* [Work order]: Where a line in the listing contains the string "nautobot", copy that line out.

* [Exercise input]:
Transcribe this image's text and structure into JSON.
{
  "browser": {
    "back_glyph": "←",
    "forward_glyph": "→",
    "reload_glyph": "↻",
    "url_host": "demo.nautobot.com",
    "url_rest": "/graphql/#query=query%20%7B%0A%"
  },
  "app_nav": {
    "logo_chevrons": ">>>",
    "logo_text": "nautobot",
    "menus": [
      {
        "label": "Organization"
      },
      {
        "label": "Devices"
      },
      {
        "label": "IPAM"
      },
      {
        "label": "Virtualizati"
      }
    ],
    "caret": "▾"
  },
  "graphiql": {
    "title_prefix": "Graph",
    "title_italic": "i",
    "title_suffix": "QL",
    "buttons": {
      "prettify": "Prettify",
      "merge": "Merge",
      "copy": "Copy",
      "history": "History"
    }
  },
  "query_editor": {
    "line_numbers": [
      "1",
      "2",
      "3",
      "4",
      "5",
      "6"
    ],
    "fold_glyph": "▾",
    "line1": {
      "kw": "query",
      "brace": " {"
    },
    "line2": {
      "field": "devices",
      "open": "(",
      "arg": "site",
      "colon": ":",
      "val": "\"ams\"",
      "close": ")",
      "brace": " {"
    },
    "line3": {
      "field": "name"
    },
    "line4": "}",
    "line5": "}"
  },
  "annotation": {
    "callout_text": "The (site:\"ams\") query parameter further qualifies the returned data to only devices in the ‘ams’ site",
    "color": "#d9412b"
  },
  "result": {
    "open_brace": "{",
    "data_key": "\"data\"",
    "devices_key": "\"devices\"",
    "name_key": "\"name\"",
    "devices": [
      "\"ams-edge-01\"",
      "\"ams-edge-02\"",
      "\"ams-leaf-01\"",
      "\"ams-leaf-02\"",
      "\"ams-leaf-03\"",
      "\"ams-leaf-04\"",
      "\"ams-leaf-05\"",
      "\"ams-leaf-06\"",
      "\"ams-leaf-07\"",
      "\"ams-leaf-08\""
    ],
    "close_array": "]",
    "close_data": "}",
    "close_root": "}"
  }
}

* [Finished exercise]:
    "url_host": "demo.nautobot.com",
    "logo_text": "nautobot",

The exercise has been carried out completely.